Back in 2007, the UCLA Bruins and Oregon Ducks played what I posited at the time was the worst game ever. Many other stinkers have been played in the five years since, but Saturday’s tilt between the seventh-ranked South Carolina Gamecocks and the second-ranked Florida Gators may have stolen the title of Rumors and Rants’ Worst Game Ever, not because it was a worse game statistically, though there is that. It may have stolen the title because it was uglier and featured two top-ten teams who many expected to be national title contenders.
These two top ten teams combined for 374 total offensive yards. Oregon and UCLA combined for 368 in 2007. But, and I will repeat this throughout, Florida and South Carolina are supposedly TOP TEN TEAMS. UCLA wasn’t even ranked and Oregon was ravaged by injuries to Dennis Dixon and others before that game.

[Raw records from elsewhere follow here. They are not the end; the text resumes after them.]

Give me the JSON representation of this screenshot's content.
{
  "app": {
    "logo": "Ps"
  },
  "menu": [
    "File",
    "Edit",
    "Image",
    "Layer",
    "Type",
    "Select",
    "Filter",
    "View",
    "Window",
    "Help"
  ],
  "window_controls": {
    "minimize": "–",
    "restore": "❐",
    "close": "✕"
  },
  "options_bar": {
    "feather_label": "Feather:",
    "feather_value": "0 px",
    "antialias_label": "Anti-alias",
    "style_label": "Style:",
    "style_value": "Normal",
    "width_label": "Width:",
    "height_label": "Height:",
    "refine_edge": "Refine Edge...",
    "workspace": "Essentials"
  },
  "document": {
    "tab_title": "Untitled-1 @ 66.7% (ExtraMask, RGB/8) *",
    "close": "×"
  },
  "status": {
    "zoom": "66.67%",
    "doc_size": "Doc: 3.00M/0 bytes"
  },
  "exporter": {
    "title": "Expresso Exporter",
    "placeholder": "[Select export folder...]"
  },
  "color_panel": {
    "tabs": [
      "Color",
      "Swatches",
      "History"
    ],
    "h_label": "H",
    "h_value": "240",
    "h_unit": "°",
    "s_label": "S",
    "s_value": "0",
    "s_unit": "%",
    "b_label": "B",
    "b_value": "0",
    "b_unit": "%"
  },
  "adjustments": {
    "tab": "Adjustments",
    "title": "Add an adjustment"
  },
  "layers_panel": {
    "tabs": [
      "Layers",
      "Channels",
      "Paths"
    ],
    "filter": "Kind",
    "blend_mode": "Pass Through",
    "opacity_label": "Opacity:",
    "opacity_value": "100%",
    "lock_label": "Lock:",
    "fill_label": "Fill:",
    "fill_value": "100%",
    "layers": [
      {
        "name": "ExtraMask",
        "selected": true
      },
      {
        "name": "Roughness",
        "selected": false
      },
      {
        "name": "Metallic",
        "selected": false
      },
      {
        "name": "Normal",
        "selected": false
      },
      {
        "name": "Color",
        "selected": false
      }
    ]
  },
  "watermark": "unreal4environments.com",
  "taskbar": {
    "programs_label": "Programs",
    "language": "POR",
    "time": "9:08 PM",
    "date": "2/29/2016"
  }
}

South Carolina averaged 1.4 yards per rush on 26 attempts. Florida, the team that won 44-11, averaged 1.9 yards on 48 attempts. Sure, both teams were heavy rushing teams in their previous games, so one can assume both teams planned to stop the run. This ought to have opened up opportunities to pass, but no, because quarterbacks Connor Shaw and Dylan Thompson for South Carolina and Jeff Driskel for Florida were A-W-F-U-L. For the record, Oregon and UCLA averaged a combined 2.21 yards per carry, well above the 1.65 ypc average in the UF/USC game.
The South Carolina quarterbacks were a combined 17 for 40 for 155 yards and one interception. That’s 3.9 yards per attempt. Jeff Driskel was 11 for 16 for 93 yards and four touchdowns. Ignoring the touchdowns for a second, the three quarterbacks in this game combined to go 28 for 56 for 248 yards, four touchdowns, one interception, and a 4.7 yards per attempt average. The quarterbacks in UCLA/Oregon were much, much worse, but all were backups. Connor Shaw and Driskel have been starters for the entire 2012 season.
South Carolina and Florida were a combined 10 for 30 on third down, and South Carolina gained more first downs (17) than Florida (14). The reason? Four brutal South Carolina turnovers that gave Florida an extremely short field for most of its scores, meaning it could hide Driskel’s inability to throw well while South Carolina could not hide Shaw or Thompson.
This was also a game that featured eight possessions in which the team on offense lost yards before turning the ball over or punting. That’s 28 percent, or more than one quarter, of all the 29 possessions in the game. It is also the exact same number of negative possessions as UCLA/Oregon. In their 13 possessions, South Carolina possessed the ball for over one minute in less than half (6) of them. The Gamecocks only had double-digit plays in a possession three times. Overall, more than half (16 of 29) of the possessions in the game ended in a punt or turnover (South Carolina had five turnovers total).
You may have seen on ESPN College Gameday Final that Florida is the first team in a hell of a long time to score 44 points without having 200 yards of offense. Just how bad was South Carolina to make this happen? The Florida offense’s longest drive was 59 yards, and it took them 10 plays to go that far!
Florida running back Mike Gillislee had been averaging over five yards per carry this season until his 19 carry, 37 yard, 0 touchdown performance on Saturday in a Florida win. He was the leading rusher in the entire game.
The thing that put UCLA/Oregon over the top in 2007 was the nearly 1,000 yards of punts that happened over the course of that debacle. South Carolina’s turnovers made sure that didn’t happen, but the 657 yards of punts in Florida/South Carolina is still an incredible amount. Worse, both punters only managed to keep the ball inside the 20 yard line twice in 14 punts.
In sum, this game did not feature the incredible amount of awfulness that happened at the Rose Bowl five years ago. However, this game was nearly as rough and featured something UCLA/Oregon didn’t: two top-ten teams that were only missing one injured star (South Carolina’s Marcus Lattimore, who had 3 carries for 13 yards), as opposed to two third-string (or lower) quarterbacks five years ago in UCLA/Oregon. Hell, Florida was ranked number two (oddly appropriate) before the game.
South Carolina’s defense played fairly well considering how awfully the rest of the team played at Florida. Obviously, Florida’s defense played well too. However, both teams begged the question that was brought to the fore in January’s abomination of a national championship game in which LSU played the worst starting quarterback in the nation for the entire game and LSU gained 92 yards for the entire game.
We must stop propping up these bulls–t SEC teams that have no offense whatsoever, but manage to play defense against the uber-conservative offenses so everyone thinks they’re much better than they are. Whether Florida loses at some point this season or not, they do not, under any circumstances deserve a shot at the national title. If they played anyone with a real offense, they would lose.